Puffy Jury Told To Ignore Testimony About Car's 'Gun Compartment'

Detective says two guns could fit in hidden trap — but so could water bottles and jewelry.

NEW YORK — Sean "Puffy" Combs' lawyer asked for a mistrial on Friday after a police detective improperly referred to a hidden trap inside Combs' Lincoln Navigator as a "gun compartment."

Judge Charles Solomon denied the request, but told the jury to disregard Detective John Martin's comment, which had prompted an angry objection from Combs lawyer Benjamin Brafman.

"I was able to get two guns inside the compartment," Martin, an expert in concealed compartments who examined the car after Combs' arrest, continued. The judge allowed that comment to stand.

During cross-examination, Martin conceded that he could also fit any number of other items — bottles of water, wads of money, jewelry — in the trap.

Driver Wardel Fenderson is expected to testify that as he drove away from Club New York after the shootings there, Jones and Combs demanded that he open the trap so that they could hide a gun in it.

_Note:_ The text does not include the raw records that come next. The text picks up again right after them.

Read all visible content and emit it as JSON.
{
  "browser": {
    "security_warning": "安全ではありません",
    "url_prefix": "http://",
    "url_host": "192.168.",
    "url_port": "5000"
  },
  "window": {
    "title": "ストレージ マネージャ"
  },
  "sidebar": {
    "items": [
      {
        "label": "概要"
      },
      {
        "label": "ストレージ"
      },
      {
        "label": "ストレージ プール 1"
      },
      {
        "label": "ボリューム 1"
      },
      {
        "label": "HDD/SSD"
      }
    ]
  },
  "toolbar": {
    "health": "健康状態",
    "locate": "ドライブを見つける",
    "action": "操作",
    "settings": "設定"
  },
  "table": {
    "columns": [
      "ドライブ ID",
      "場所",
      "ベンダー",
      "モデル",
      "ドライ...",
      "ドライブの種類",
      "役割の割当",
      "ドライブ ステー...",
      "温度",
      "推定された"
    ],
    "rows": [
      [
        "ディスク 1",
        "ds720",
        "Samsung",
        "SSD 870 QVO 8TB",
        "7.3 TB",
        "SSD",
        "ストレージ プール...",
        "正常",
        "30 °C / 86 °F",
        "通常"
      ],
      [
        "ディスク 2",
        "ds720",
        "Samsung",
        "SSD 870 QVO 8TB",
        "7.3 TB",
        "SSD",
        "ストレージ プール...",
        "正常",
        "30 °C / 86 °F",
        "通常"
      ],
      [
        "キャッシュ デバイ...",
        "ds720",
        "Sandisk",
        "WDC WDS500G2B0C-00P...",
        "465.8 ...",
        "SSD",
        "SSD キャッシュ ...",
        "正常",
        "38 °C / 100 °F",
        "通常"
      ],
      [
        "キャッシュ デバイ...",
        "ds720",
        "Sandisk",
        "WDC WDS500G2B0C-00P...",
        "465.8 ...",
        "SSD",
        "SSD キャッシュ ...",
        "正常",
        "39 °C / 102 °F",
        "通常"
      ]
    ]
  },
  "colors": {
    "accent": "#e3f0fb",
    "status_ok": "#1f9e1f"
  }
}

But another driver for Combs, Bill Williamson, said in his grand jury testimony that two hidden compartments in the Lincoln Navigator were meant to hold cash receipts from Combs' New York restaurant, Justin's, as well as his jewelry, Brafman revealed Friday outside the jury's presence.

Brafman said he has agreed not to mention that aspect of Williamson's testimony in exchange for prosecutor Matthew Bogdanos' promise that he won't introduce evidence of cocaine residue found in the traps.

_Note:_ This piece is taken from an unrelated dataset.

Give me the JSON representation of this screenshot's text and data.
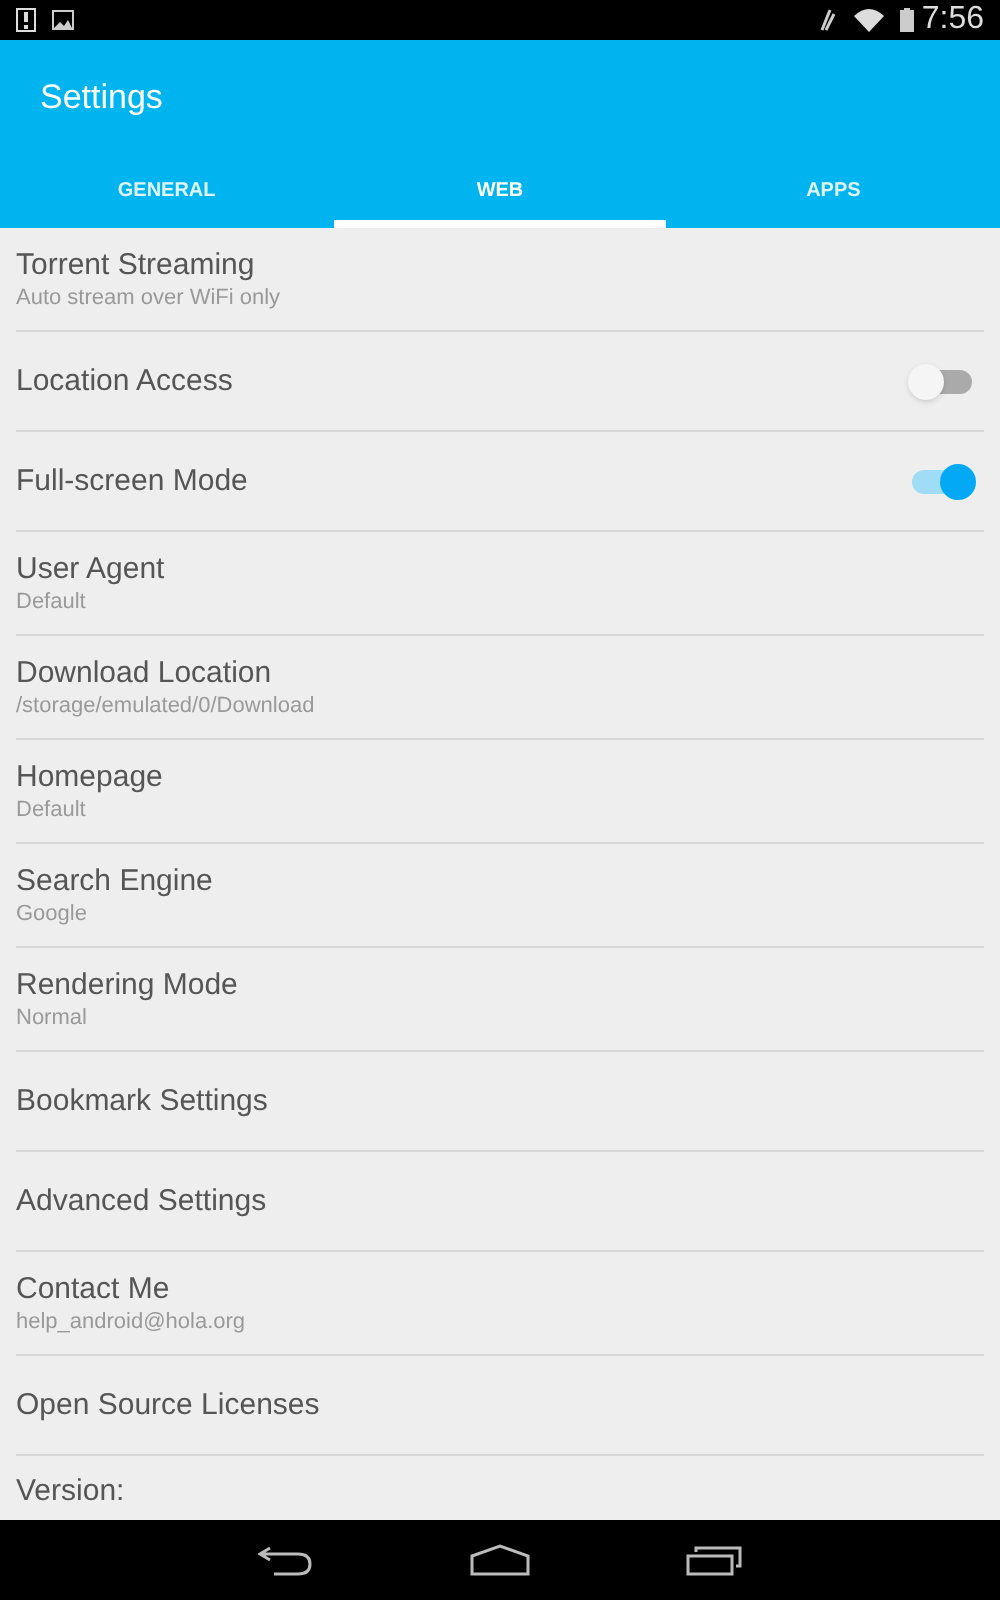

Earlier on Friday, a ballistics expert said tests show that the 9mm cartridge casings found in Club New York had to have been fired from the gun that police allegedly found on Shyne.

The apparent bullet fragment that doctors removed from shooting victim Natania Reuben's face, however, cannot be identified as anything other than a "piece of lead," said the expert, Detective Sergio Gennari.

A computer analysis has shown that the two .40-caliber bullets and two shell casings also found at Club New York appear not to match any gun that's been in the possession of the New York City Police Department since 1996, Gennari said. The prosecution has yet to present an explanation for those bullets.

Judge Solomon prevented Shyne's lawyer, Murray Richman, from asking Gennari whether the bullets matched any gun that has been connected to Matthew "Scar" Allen, the man whose argument with Combs allegedly sparked the Club New York shootings.

Also on Friday, a police officer expanded on a colleague's earlier testimony that Combs was bent over near the front passenger seat of the Lincoln Navigator just before police found a gun there.

"I couldn't see what he was doing, [but] his hands were moving down by his legs," Officer Kevin Buehler said. In response, Combs' lawyers once again asked questions suggesting that Combs was bent over to protect himself against police, who had their guns drawn. (Click HERE for Sonicnet.com's comprehensive coverage of the trial, including a complete explanation of the charges in the case.)

(This report was updated at 7:09 p.m. ET Friday, February 9, 2001.)